"Searchlight Illumination at Niagara"
By Orrin E. Dunlap.
[The following article originally appeared in Western Electrician, v. 28, no. 7, (Apr. 27, 1901) p. 285. The text and images are reproduced her in full.]
Fig.1 - Searchlight Illumination at Niagara - Type of Projector Employed on Electric Tower.
There is little doubt that the searchlight illumination of the Falls of Niagara, which is to be seen in all its glory this summer, will add materially to the attractive features of the Niagara frontier. The famous cataract is glorious by day, and when under the illumination of powerful searchlights, it is a truly remarkable sight. The illumination that will first be seen will be done by the Michigan CentralRailroad Company, and it is barely possible that the commissioners of the free parks will also recognize the advantage of making the spectacle as attractive by day as by night. It mars no natural beauty to direct powerful lights upon the plunging waters in order that admiring humanity may be entertained.

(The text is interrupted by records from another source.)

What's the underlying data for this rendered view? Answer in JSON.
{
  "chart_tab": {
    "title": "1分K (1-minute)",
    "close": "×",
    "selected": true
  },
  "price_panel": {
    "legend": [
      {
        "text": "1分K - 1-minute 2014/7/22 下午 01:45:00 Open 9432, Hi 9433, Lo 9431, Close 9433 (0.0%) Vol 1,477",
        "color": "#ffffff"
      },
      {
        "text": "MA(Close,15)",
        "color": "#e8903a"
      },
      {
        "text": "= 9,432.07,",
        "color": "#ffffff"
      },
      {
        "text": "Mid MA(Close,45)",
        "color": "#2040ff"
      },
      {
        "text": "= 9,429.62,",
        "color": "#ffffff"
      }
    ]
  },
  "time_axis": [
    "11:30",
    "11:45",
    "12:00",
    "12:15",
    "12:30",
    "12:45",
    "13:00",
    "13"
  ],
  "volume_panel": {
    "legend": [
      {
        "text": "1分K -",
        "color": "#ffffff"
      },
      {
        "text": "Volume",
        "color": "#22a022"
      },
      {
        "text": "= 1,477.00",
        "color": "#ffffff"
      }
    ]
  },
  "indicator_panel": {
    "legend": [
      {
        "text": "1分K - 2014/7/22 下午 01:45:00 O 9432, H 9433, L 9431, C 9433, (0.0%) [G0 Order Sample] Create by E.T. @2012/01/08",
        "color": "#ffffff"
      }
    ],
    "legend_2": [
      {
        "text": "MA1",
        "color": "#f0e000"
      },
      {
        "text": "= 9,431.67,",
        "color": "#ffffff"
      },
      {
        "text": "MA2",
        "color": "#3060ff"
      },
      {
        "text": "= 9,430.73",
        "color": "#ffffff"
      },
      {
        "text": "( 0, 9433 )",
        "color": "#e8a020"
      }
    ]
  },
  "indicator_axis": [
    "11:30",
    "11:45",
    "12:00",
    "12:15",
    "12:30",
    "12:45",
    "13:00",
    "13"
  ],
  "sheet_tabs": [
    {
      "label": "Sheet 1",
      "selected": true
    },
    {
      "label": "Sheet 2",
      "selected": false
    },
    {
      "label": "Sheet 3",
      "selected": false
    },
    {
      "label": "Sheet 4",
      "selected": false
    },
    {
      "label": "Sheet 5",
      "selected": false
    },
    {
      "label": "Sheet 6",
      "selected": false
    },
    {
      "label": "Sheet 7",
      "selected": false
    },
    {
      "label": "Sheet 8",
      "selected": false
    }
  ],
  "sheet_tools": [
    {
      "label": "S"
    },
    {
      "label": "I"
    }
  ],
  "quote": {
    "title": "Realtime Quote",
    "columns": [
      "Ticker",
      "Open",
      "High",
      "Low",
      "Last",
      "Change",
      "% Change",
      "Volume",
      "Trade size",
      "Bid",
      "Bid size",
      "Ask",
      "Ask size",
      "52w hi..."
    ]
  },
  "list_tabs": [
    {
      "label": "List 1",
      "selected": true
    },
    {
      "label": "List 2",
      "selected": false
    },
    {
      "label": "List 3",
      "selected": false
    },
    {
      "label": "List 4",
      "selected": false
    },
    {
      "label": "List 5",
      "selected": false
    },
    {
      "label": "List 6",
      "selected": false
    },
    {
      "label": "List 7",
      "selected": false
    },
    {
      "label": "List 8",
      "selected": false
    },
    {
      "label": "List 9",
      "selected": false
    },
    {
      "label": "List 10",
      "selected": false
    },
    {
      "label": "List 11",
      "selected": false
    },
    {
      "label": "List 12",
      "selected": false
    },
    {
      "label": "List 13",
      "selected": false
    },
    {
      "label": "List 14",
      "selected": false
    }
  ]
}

As a feature of the Pan-American Exposition powerful searchlights will be placed on the electric tower in the grounds at Buffalo and also on the observation tower at Niagara Falls. They will exchange beams of light, as it were, and it is expected that the spectacle will attract great attention. It is believed that the Niagara light will be visible as far as Toronto.

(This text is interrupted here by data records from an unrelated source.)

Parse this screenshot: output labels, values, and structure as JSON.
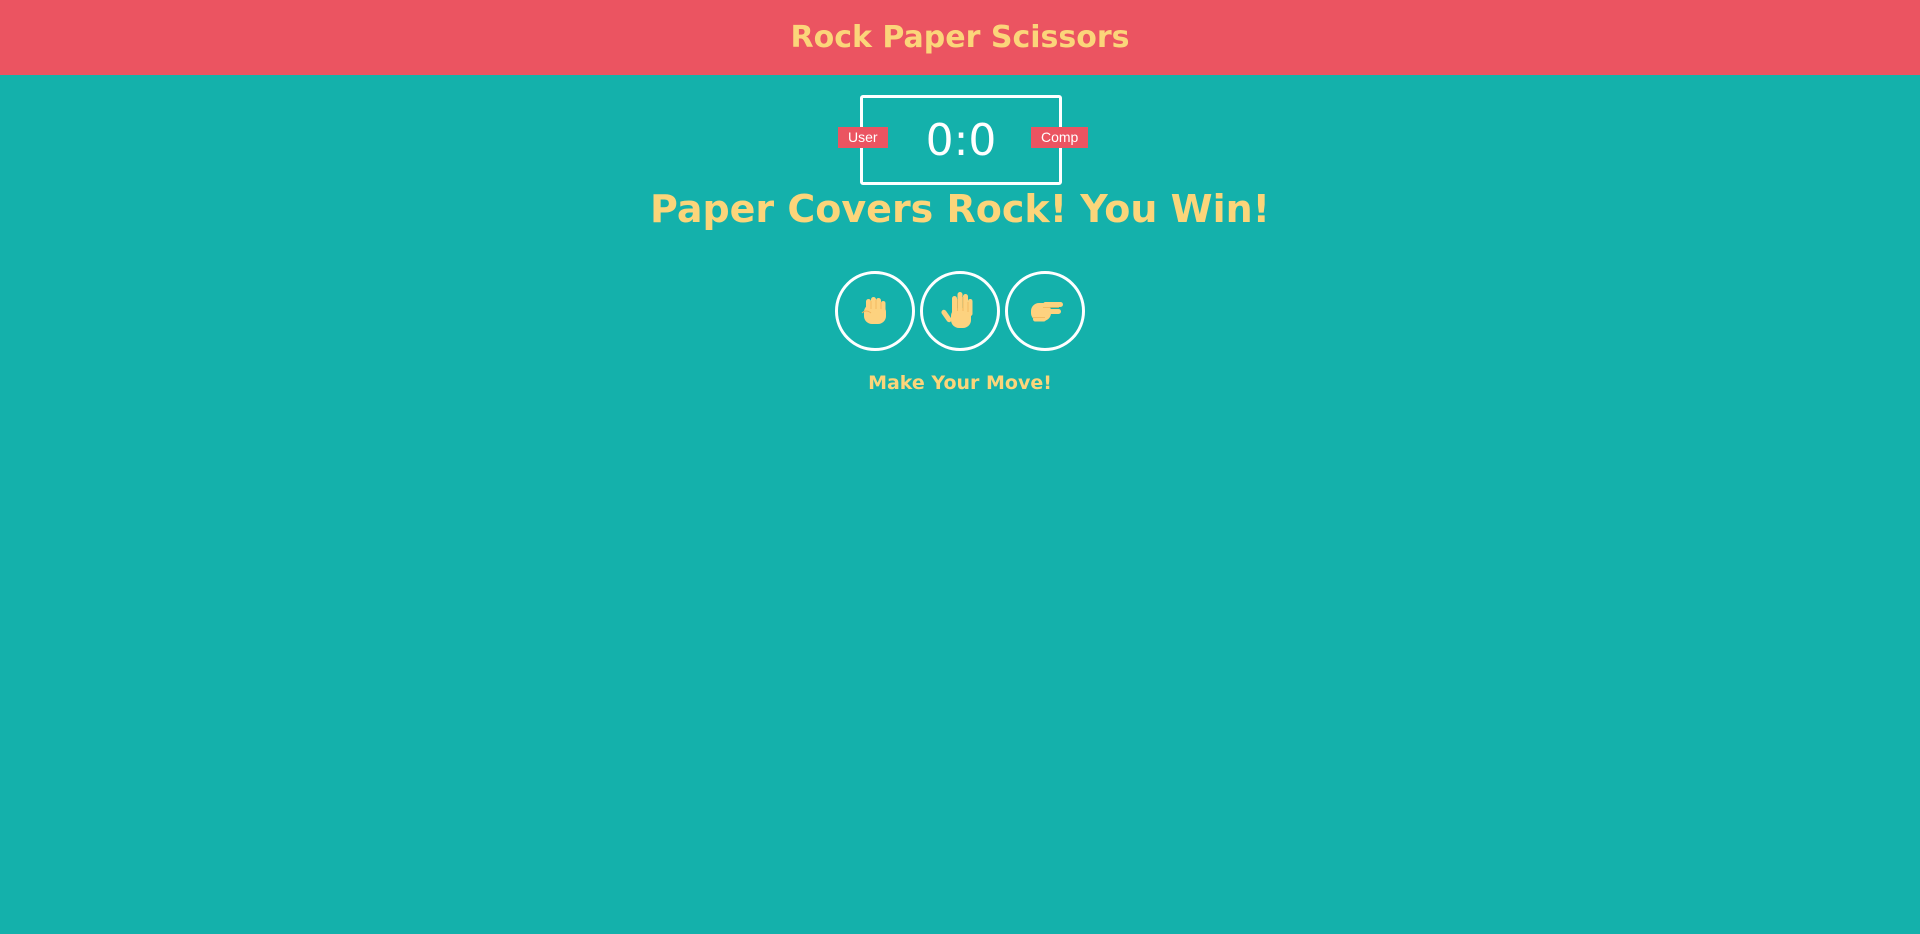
{
  "header": {
    "title": "Rock Paper Scissors"
  },
  "score": {
    "user_label": "User",
    "comp_label": "Comp",
    "value": "0:0"
  },
  "result": {
    "message": "Paper Covers Rock! You Win!"
  },
  "choices": [
    {
      "name": "rock",
      "icon": "fist-icon"
    },
    {
      "name": "paper",
      "icon": "hand-icon"
    },
    {
      "name": "scissors",
      "icon": "victory-hand-icon"
    }
  ],
  "prompt": {
    "text": "Make Your Move!"
  },
  "colors": {
    "background": "#14b1ab",
    "header": "#eb5461",
    "accent_text": "#fbd57a",
    "skin": "#fdd27f",
    "white": "#ffffff"
  }
}
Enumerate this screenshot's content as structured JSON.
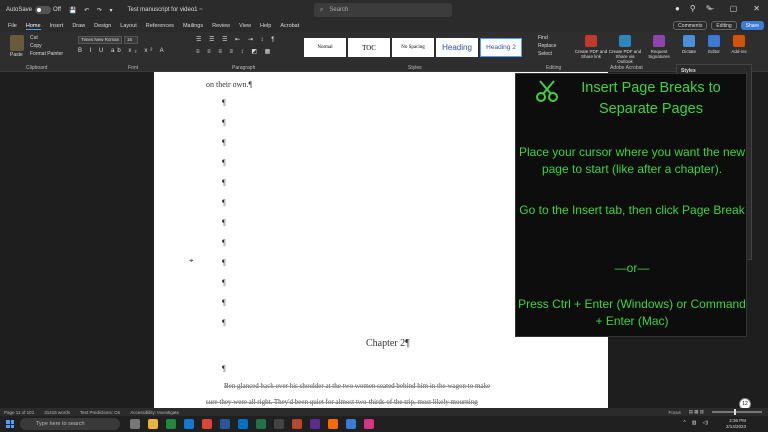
{
  "titlebar": {
    "autosave_label": "AutoSave",
    "autosave_state": "Off",
    "doc_title": "Test manuscript for video1 ~",
    "search_placeholder": "Search"
  },
  "menu": {
    "tabs": [
      "File",
      "Home",
      "Insert",
      "Draw",
      "Design",
      "Layout",
      "References",
      "Mailings",
      "Review",
      "View",
      "Help",
      "Acrobat"
    ],
    "comments": "Comments",
    "editing": "Editing",
    "share": "Share"
  },
  "ribbon": {
    "paste": "Paste",
    "clipboard_items": [
      "Cut",
      "Copy",
      "Format Painter"
    ],
    "font_name": "Times New Roman",
    "font_size": "16",
    "styles": [
      "Normal",
      "TOC",
      "No Spacing",
      "Heading",
      "Heading 2"
    ],
    "editing_items": [
      "Find",
      "Replace",
      "Select"
    ],
    "groups": [
      "Clipboard",
      "Font",
      "Paragraph",
      "Styles",
      "Editing",
      "Adobe Acrobat"
    ],
    "acrobat_buttons": [
      "Create PDF and Share link",
      "Create PDF and Share via Outlook",
      "Request Signatures"
    ],
    "dictate": "Dictate",
    "editor": "Editor",
    "addins": "Add-ins"
  },
  "document": {
    "first_line": "on their own.¶",
    "pilcrow": "¶",
    "chapter": "Chapter 2¶",
    "body_lines": [
      "Ben glanced back over his shoulder at the two women seated behind him in the wagon to make",
      "sure they were all right. They'd been quiet for almost two-thirds of the trip, most likely mourning"
    ]
  },
  "styles_pane": {
    "title": "Styles"
  },
  "overlay": {
    "title": "Insert Page Breaks to Separate Pages",
    "step1": "Place your cursor where you want the new page to start (like after a chapter).",
    "step2": "Go to the Insert tab, then click Page Break",
    "separator": "—or—",
    "step3": "Press Ctrl + Enter (Windows) or Command + Enter (Mac)",
    "accent_color": "#39d63a"
  },
  "statusbar": {
    "page": "Page 11 of 101",
    "words": "31415 words",
    "predictions": "Text Predictions: On",
    "accessibility": "Accessibility: Investigate",
    "focus": "Focus"
  },
  "taskbar": {
    "search": "Type here to search",
    "time": "2:36 PM",
    "date": "2/14/2023",
    "notifications": "12"
  }
}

Referring to the illustrations, Fig. 1 shows the type of searchlight to be placed on the towers mentioned, while Fig. 2 shows the crest of the Horseshoe Falls illuminated by the beam from a projector.
Fig. 2 - Searchlight Illumination at Niagara. - Crest of the Horseshoe Falls.

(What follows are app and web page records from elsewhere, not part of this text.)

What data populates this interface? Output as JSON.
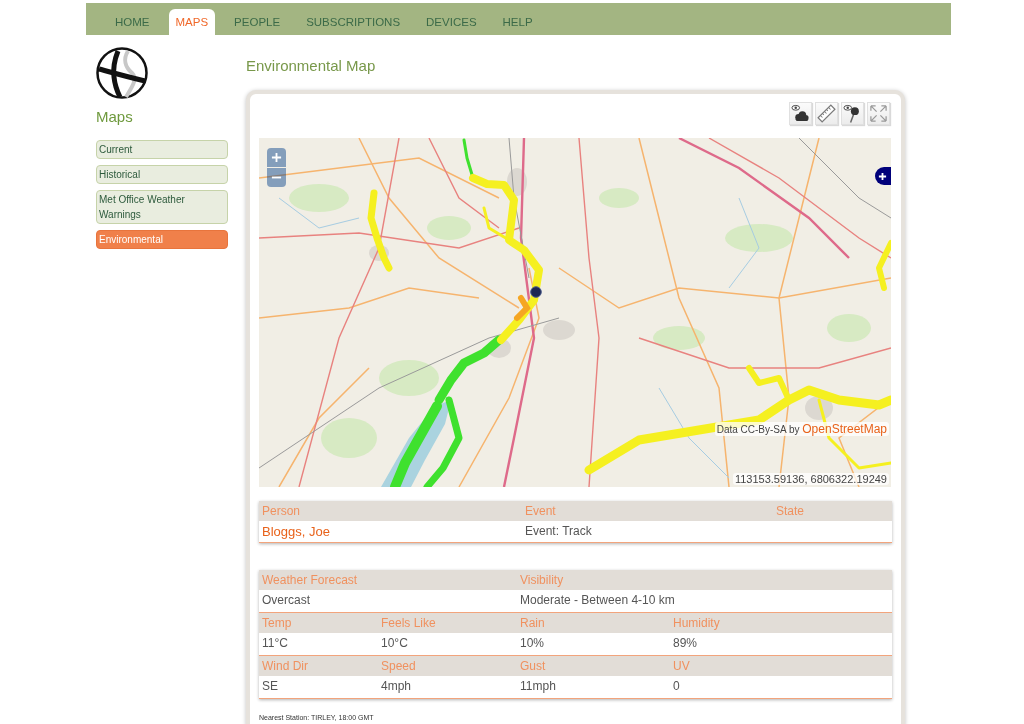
{
  "nav": {
    "tabs": [
      {
        "label": "HOME",
        "selected": false
      },
      {
        "label": "MAPS",
        "selected": true
      },
      {
        "label": "PEOPLE",
        "selected": false
      },
      {
        "label": "SUBSCRIPTIONS",
        "selected": false
      },
      {
        "label": "DEVICES",
        "selected": false
      },
      {
        "label": "HELP",
        "selected": false
      }
    ]
  },
  "sidebar": {
    "title": "Maps",
    "items": [
      {
        "label": "Current",
        "selected": false
      },
      {
        "label": "Historical",
        "selected": false
      },
      {
        "label": "Met Office Weather Warnings",
        "selected": false
      },
      {
        "label": "Environmental",
        "selected": true
      }
    ]
  },
  "main": {
    "title": "Environmental Map"
  },
  "map": {
    "attribution": "Data CC-By-SA by",
    "attribution_link": "OpenStreetMap",
    "coordinates": "113153.59136, 6806322.19249"
  },
  "person_table": {
    "columns": [
      "Person",
      "Event",
      "State"
    ],
    "rows": [
      {
        "cells": [
          "Bloggs, Joe",
          "Event: Track"
        ]
      }
    ]
  },
  "weather_table": {
    "sections": [
      {
        "columns": [
          "Weather Forecast",
          "Visibility"
        ],
        "values": [
          "Overcast",
          "Moderate - Between 4-10 km"
        ]
      },
      {
        "columns": [
          "Temp",
          "Feels Like",
          "Rain",
          "Humidity"
        ],
        "values": [
          "11°C",
          "10°C",
          "10%",
          "89%"
        ]
      },
      {
        "columns": [
          "Wind Dir",
          "Speed",
          "Gust",
          "UV"
        ],
        "values": [
          "SE",
          "4mph",
          "11mph",
          "0"
        ]
      }
    ]
  },
  "footnote": "Nearest Station: TIRLEY, 18:00 GMT"
}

"Pan-American Exposition Searchlight Signals to Toronto"
[Source: Western Electrician, v. 29, no. 8, (Aug. 24, 1901) p. 114. (No author cited.) text is reproduced here in full.]
Signals from the 30-inch searchlight on the Electric Tower of the Pan-American Exposition were sent to Niagara Falls, July 25th, by Professor George F. Sever, superintendent of electrical exhibits, in the presence of the electrical jury, thus demonstrating the feasibility of this method of signaling at night.
Since that time searchlight signals have been sent from Buffalo to Toronto, a distance of 58 miles, through arrangements completed by Professor Sever, in co-operation with Mr. William S. Aldrich, consulting electrical engineer of Toronto. The first trial was made about 9 p. m. on August 9th, with clouds over Toronto. The local illumination of the overhead sky by the electric arc lights in the streets of Toronto effectually prevented any discrimination being made between the local and the Buffalo illumination of the clouds. The second trial was made between 9:50 and 10:15 p. m., August 13th, with a perfectly clear atmosphere. Owing to the smoke settling down over the city of Toronto, no signals could be discerned from the top of the Municipal Hall tower in that city. This was the pre-arranged objective point for both experiments.
Special long-distance communication was arranged between the top of the Municipal Hall tower and the Electric Tower at the Pan-American, through the courtesy of the Bell Telephone company, represented by Mr. Dunstan of Toronto, so that every detail of the experiment could be followed. The special instructions were to depress the searchlight to the lake horizon, bearing on the Municipal Hall tower, Toronto; then, to sweep the horizon a definite angle, to the right and left of this bearing, and later to elevate and depress the light on the original bearing. All of these signals were very clearly discerned during the second trial by Mr. C. H. Rust, city engineer, Toronto, with party located on Center Island, two miles off shore from the city.